For the youngest Marlins Opening Day starter, becoming a U.S. citizen was one of his dreams from a young age.
“I feel respect for those people who defend our country, for the people that go out there and risk their lives everyday for us,” he said. “You want to be free, and that’s what it’s all about today.”
Fernandez defected to the United States in 2008 on his fourth attempt from his hometown of Santa Clara, Cuba. Settling in Tampa, he attended Alonso High, where the Marlins drafted him with their first-round pick in 2011. After spending two seasons in the minor league, he made his MLB debut in 2013, the same year that he won the NL Rookie of the Year title.
Ariel Rodriguez, a 20-year-old Marlins fan who aspires to become an air-traffic controller or a pilot, also defected from Cuba five years ago.
“I am proud to be a U.S. citizen. This is a great country,” he said.
The Marlins honored the 139 new citizens with two tickets to attend any two games during this season.
For fans, Fernandez is expected to be back on the mound this summer. He hasn’t pitched a game since last May due to an elbow injury that required Tommy John surgery.
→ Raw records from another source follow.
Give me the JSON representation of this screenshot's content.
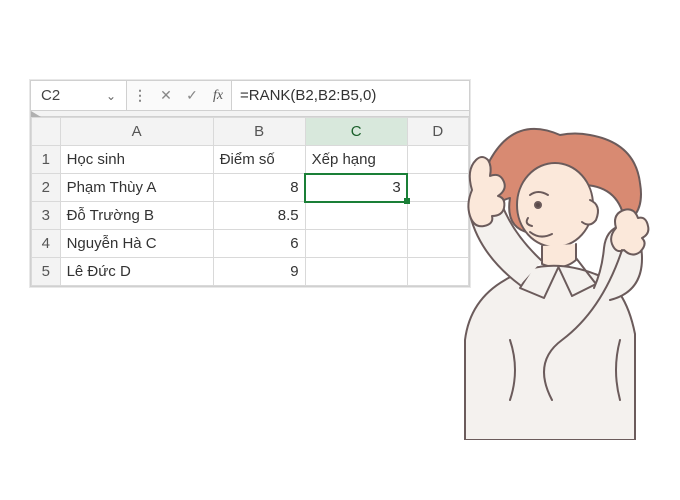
{
  "formula_bar": {
    "cell_ref": "C2",
    "formula": "=RANK(B2,B2:B5,0)"
  },
  "columns": [
    "A",
    "B",
    "C",
    "D"
  ],
  "row_numbers": [
    "1",
    "2",
    "3",
    "4",
    "5"
  ],
  "headers": {
    "hoc_sinh": "Học sinh",
    "diem_so": "Điểm số",
    "xep_hang": "Xếp hạng"
  },
  "rows": [
    {
      "name": "Phạm Thùy A",
      "score": "8",
      "rank": "3"
    },
    {
      "name": "Đỗ Trường B",
      "score": "8.5",
      "rank": ""
    },
    {
      "name": "Nguyễn Hà C",
      "score": "6",
      "rank": ""
    },
    {
      "name": "Lê Đức D",
      "score": "9",
      "rank": ""
    }
  ],
  "icons": {
    "chevron": "⌄",
    "kebab": "⋮",
    "cancel": "✕",
    "accept": "✓",
    "fx": "fx"
  }
}
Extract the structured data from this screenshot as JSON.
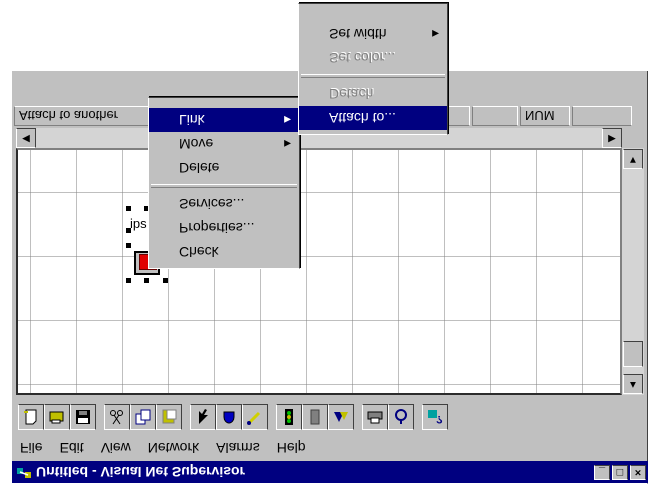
{
  "window": {
    "title": "Untitled - Visual Net Supervisor",
    "controls": [
      "_",
      "□",
      "×"
    ]
  },
  "menubar": [
    "File",
    "Edit",
    "View",
    "Network",
    "Alarms",
    "Help"
  ],
  "toolbar": [
    {
      "icon": "new-icon"
    },
    {
      "icon": "open-icon"
    },
    {
      "icon": "save-icon"
    },
    {
      "icon": "cut-icon"
    },
    {
      "icon": "copy-icon"
    },
    {
      "icon": "paste-icon"
    },
    {
      "icon": "pointer-icon"
    },
    {
      "icon": "hand-icon"
    },
    {
      "icon": "link-icon"
    },
    {
      "icon": "signal-icon"
    },
    {
      "icon": "device-icon"
    },
    {
      "icon": "connect-icon"
    },
    {
      "icon": "print-icon"
    },
    {
      "icon": "alarm-icon"
    },
    {
      "icon": "help-icon"
    }
  ],
  "canvas": {
    "node_label": "ips"
  },
  "status": {
    "message": "Attach to another",
    "num": "NUM"
  },
  "context_menu": {
    "items": [
      {
        "label": "Link",
        "submenu": true,
        "selected": true
      },
      {
        "label": "Move",
        "submenu": true
      },
      {
        "label": "Delete"
      },
      {
        "label": "Services..."
      },
      {
        "label": "Properties..."
      },
      {
        "label": "Check"
      }
    ]
  },
  "link_submenu": {
    "items": [
      {
        "label": "Set width",
        "submenu": true
      },
      {
        "label": "Set color...",
        "disabled": true
      },
      {
        "label": "Detach",
        "disabled": true
      },
      {
        "label": "Attach to...",
        "selected": true
      }
    ]
  },
  "colors": {
    "title_bar": "#000080",
    "face": "#c0c0c0",
    "selection": "#000080",
    "node_fill": "#e00000"
  }
}
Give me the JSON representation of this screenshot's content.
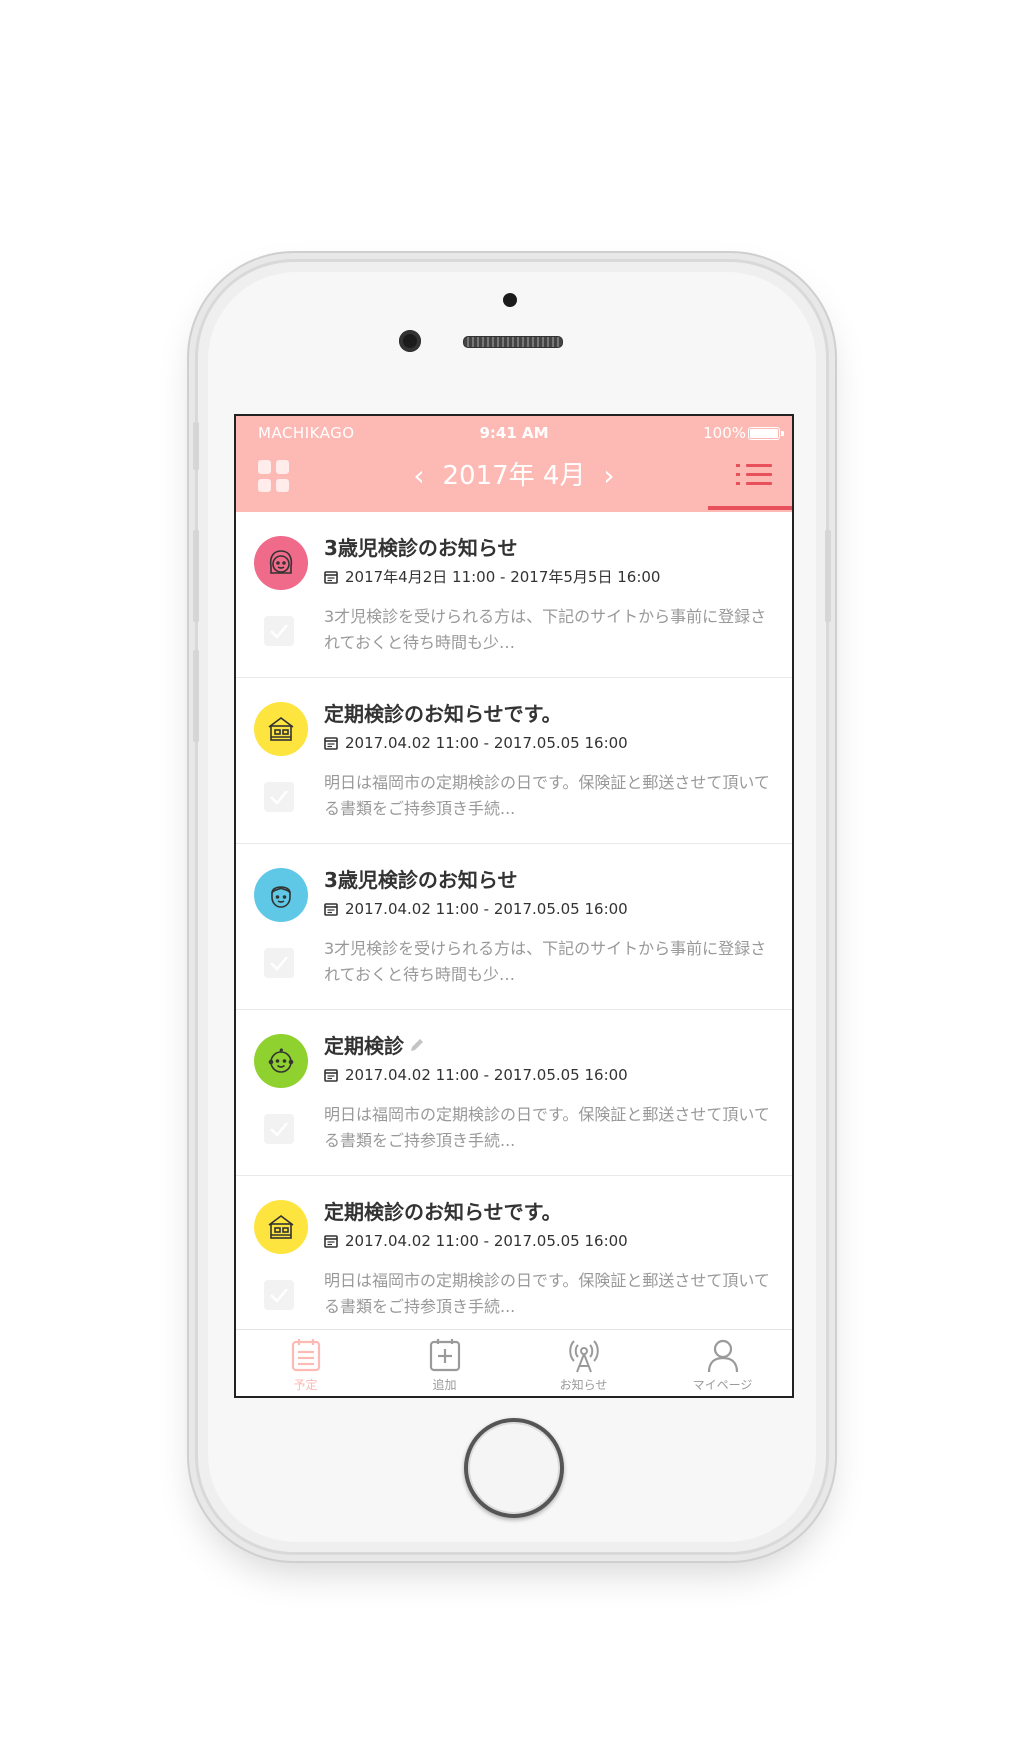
{
  "status_bar": {
    "carrier": "MACHIKAGO",
    "time": "9:41 AM",
    "battery": "100%"
  },
  "header": {
    "prev_label": "‹",
    "title": "2017年 4月",
    "next_label": "›"
  },
  "colors": {
    "header": "#fdbab5",
    "accent": "#e8515c"
  },
  "events": [
    {
      "avatar_icon": "girl-face-icon",
      "avatar_color": "#f06a8a",
      "title": "3歳児検診のお知らせ",
      "date": "2017年4月2日 11:00 - 2017年5月5日 16:00",
      "description": "3才児検診を受けられる方は、下記のサイトから事前に登録されておくと待ち時間も少…"
    },
    {
      "avatar_icon": "house-icon",
      "avatar_color": "#fde43f",
      "title": "定期検診のお知らせです。",
      "date": "2017.04.02 11:00 - 2017.05.05 16:00",
      "description": "明日は福岡市の定期検診の日です。保険証と郵送させて頂いてる書類をご持参頂き手続..."
    },
    {
      "avatar_icon": "boy-face-icon",
      "avatar_color": "#5ec8e6",
      "title": "3歳児検診のお知らせ",
      "date": "2017.04.02 11:00 - 2017.05.05 16:00",
      "description": "3才児検診を受けられる方は、下記のサイトから事前に登録されておくと待ち時間も少…"
    },
    {
      "avatar_icon": "baby-face-icon",
      "avatar_color": "#8fd12f",
      "title": "定期検診",
      "date": "2017.04.02 11:00 - 2017.05.05 16:00",
      "description": "明日は福岡市の定期検診の日です。保険証と郵送させて頂いてる書類をご持参頂き手続..."
    },
    {
      "avatar_icon": "house-icon",
      "avatar_color": "#fde43f",
      "title": "定期検診のお知らせです。",
      "date": "2017.04.02 11:00 - 2017.05.05 16:00",
      "description": "明日は福岡市の定期検診の日です。保険証と郵送させて頂いてる書類をご持参頂き手続..."
    }
  ],
  "tabs": [
    {
      "label": "予定",
      "icon": "schedule-icon",
      "active": true
    },
    {
      "label": "追加",
      "icon": "add-icon",
      "active": false
    },
    {
      "label": "お知らせ",
      "icon": "antenna-icon",
      "active": false
    },
    {
      "label": "マイページ",
      "icon": "person-icon",
      "active": false
    }
  ]
}
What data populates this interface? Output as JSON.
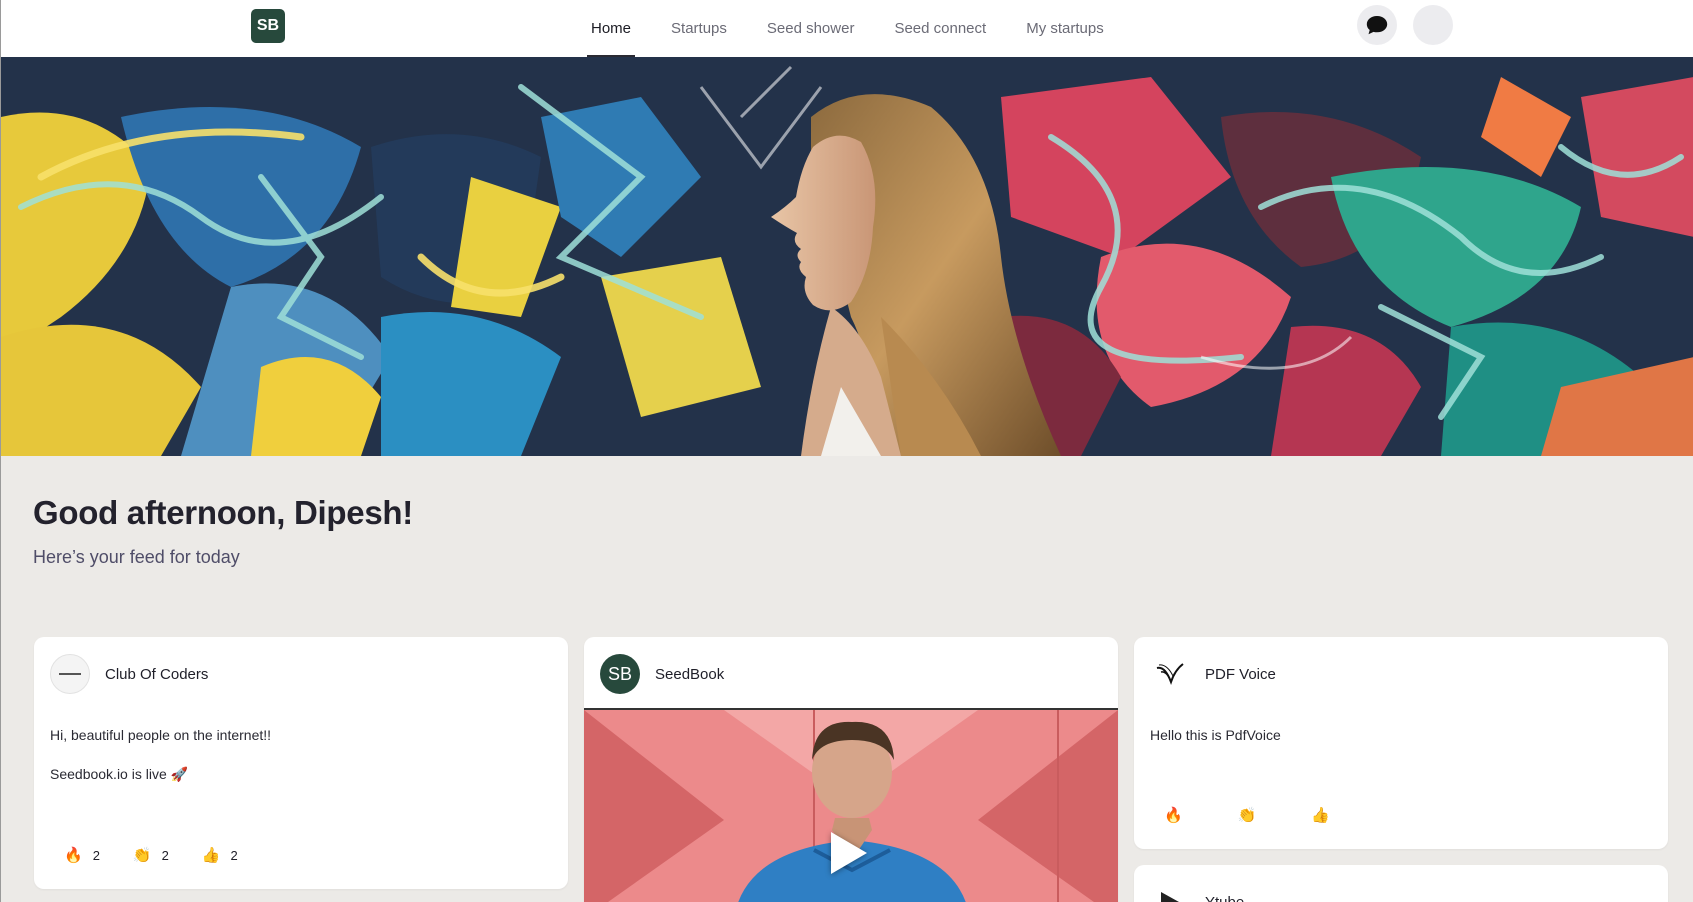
{
  "header": {
    "logo_text": "SB",
    "nav": [
      "Home",
      "Startups",
      "Seed shower",
      "Seed connect",
      "My startups"
    ],
    "active_nav": "Home"
  },
  "greeting": {
    "title": "Good afternoon, Dipesh!",
    "subtitle": "Here’s your feed for today"
  },
  "feed": [
    {
      "name": "Club Of Coders",
      "lines": [
        "Hi, beautiful people on the internet!!",
        "Seedbook.io is live 🚀"
      ],
      "reactions": [
        {
          "emoji": "🔥",
          "count": "2"
        },
        {
          "emoji": "👏",
          "count": "2"
        },
        {
          "emoji": "👍",
          "count": "2"
        }
      ]
    },
    {
      "name": "SeedBook",
      "avatar_text": "SB",
      "media": "video",
      "play_icon": "play-icon"
    },
    {
      "name": "PDF Voice",
      "lines": [
        "Hello this is PdfVoice"
      ],
      "reactions": [
        {
          "emoji": "🔥",
          "count": ""
        },
        {
          "emoji": "👏",
          "count": ""
        },
        {
          "emoji": "👍",
          "count": ""
        }
      ]
    },
    {
      "name": "Ytube"
    }
  ],
  "colors": {
    "background": "#eceae7",
    "brand": "#27493c",
    "nav_active": "#1c1c24",
    "nav_inactive": "#6b6b76"
  }
}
“I thank this amazing country for giving me the opportunity to go to school here, learn the language and pitch in the major leagues,” Fernandez said. “It's an honor to be a part of this country, and I respect it so much.”